“La Liga is the longest competition, it's the one that cannot be missed,” Zidane said. “I'm going to drill that in the heads of my players.” His players. Now they have to deliver.


Woods ready for leap into unknown at fan-free major

Updated 06 August 2020

Woods ready for leap into unknown at fan-free major

  • Woods experienced new fan-less reality at the Memorial Tournament last month

SAN FRANCISCO: Tiger Woods is preparing for a journey into the unknown as he heads into this week's PGA Championship hunting for a 16th major championship against the surreal backdrop of a deserted course at TPC Harding Park.

Throughout his career, the 44-year-old former world No. 1 has become accustomed to roaring galleries following his every shot, providing a jolt of energy that Woods has fed off time and again.

Yet this week's PGA Championship in San Francisco will be different.

Restrictions imposed due to COVID-19 mean that the first major of 2020 will be a fan-free, muted affair.

Woods got an early taste of his changed environment on Tuesday during a media briefing. Where in the past a scrum of reporters would have attended, on Tuesday only a handful of journalists were present.

"Well, that's an unknown," Woods said when asked about how the absence of fans might affect his chances.

"I don't know if anyone in our generation has ever played without fans in a major championship. It's going to be very different.

"But it's still a major championship. It's still the best players in the world. We all understand that going into it, so there's going to be plenty of energy from the competitive side.

"But as far as the energy outside the ropes, that is an unknown. And hopefully I can put myself in a position where I can be in that position where I can feel what it feels like to have no fans and also coming down the stretch with a chance to win."

Woods' former caddie, New Zealander Steve Williams, is among those who believe that the lack of fans might prove to be a hindrance.

"With that element missing, for someone who hasn't played a lot of tournament golf this year, it'll be challenging for Tiger to find that spark he needs," Williams said this week.

Woods experienced new fan-less reality at the Memorial Tournament last month, at Muirfield Village, in Dublin, Ohio. He finished tied for 40th.

"Those four days at Muirfield were a bit different," Woods said.

"It reminded me of sometimes on the weekend, you'd tee off Saturday morning and you'd just barely make the cut and you're first off and there's no one out there.

"But generally by the time you make the back nine, there's thousands of people out there on the golf course waiting for the leaders to tee off.”

"But that never happened. So that's the new world we live in. We just have to get used to it."

Woods, meanwhile, has one eye on this week's weather forecast in San Francisco, with the former world No. 1's lower back notoriously vulnerable to the cooler temperatures expected.

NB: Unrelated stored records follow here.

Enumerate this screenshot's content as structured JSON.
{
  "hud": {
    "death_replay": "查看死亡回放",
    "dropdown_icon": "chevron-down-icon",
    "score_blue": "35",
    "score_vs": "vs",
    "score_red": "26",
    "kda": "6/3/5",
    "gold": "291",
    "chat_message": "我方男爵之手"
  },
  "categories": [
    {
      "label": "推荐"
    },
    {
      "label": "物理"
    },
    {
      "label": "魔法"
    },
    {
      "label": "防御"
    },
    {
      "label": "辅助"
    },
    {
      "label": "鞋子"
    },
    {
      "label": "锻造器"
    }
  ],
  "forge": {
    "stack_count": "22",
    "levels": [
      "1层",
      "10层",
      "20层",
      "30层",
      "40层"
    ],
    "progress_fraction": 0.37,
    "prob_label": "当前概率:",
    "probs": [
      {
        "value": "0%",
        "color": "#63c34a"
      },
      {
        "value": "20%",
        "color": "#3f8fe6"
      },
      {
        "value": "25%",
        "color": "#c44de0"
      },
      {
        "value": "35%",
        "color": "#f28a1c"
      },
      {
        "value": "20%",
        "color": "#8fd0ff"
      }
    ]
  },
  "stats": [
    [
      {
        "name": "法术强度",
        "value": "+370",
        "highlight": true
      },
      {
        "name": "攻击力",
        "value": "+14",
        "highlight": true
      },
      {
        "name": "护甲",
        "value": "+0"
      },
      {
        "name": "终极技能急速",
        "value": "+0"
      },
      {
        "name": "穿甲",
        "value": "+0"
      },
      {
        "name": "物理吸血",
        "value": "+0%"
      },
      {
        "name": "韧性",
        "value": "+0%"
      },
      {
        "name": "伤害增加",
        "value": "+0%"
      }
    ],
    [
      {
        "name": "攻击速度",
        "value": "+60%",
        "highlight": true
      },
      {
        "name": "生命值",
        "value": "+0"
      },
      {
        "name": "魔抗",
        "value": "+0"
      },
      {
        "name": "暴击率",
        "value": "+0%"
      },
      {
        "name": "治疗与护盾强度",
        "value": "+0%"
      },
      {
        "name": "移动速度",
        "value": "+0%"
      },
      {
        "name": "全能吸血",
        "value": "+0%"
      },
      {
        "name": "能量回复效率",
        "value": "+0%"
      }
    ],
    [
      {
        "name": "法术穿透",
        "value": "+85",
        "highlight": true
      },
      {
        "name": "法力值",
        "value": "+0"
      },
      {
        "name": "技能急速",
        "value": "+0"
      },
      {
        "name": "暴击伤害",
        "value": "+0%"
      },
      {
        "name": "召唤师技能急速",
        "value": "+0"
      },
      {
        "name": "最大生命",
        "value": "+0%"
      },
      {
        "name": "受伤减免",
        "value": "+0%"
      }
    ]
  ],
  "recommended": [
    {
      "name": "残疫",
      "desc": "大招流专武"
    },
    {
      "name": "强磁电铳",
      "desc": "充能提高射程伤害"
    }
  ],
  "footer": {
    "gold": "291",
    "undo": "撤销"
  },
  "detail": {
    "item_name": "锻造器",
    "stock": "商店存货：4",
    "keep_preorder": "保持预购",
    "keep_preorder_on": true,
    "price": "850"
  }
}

"When it's cooler like this, it's just making sure that my core stays warm, layering up properly," said Woods.

"I know I won't have the same range of motion as I would back home in Florida where it's 95 every day. That's just the way it is."

Woods, who underwent spinal fusion surgery to rescue his career, said he had spent most of his downtime during the pandemic practising at home.

"I feel good," he said. "Obviously I haven't played much competitively, but I've been playing a lot at home.

"Just trying to get my way back into this part of the season. This is what I've been gearing up for. We've got a lot of big events starting from here, so looking forward to it. This is going to be a fun test for all of us."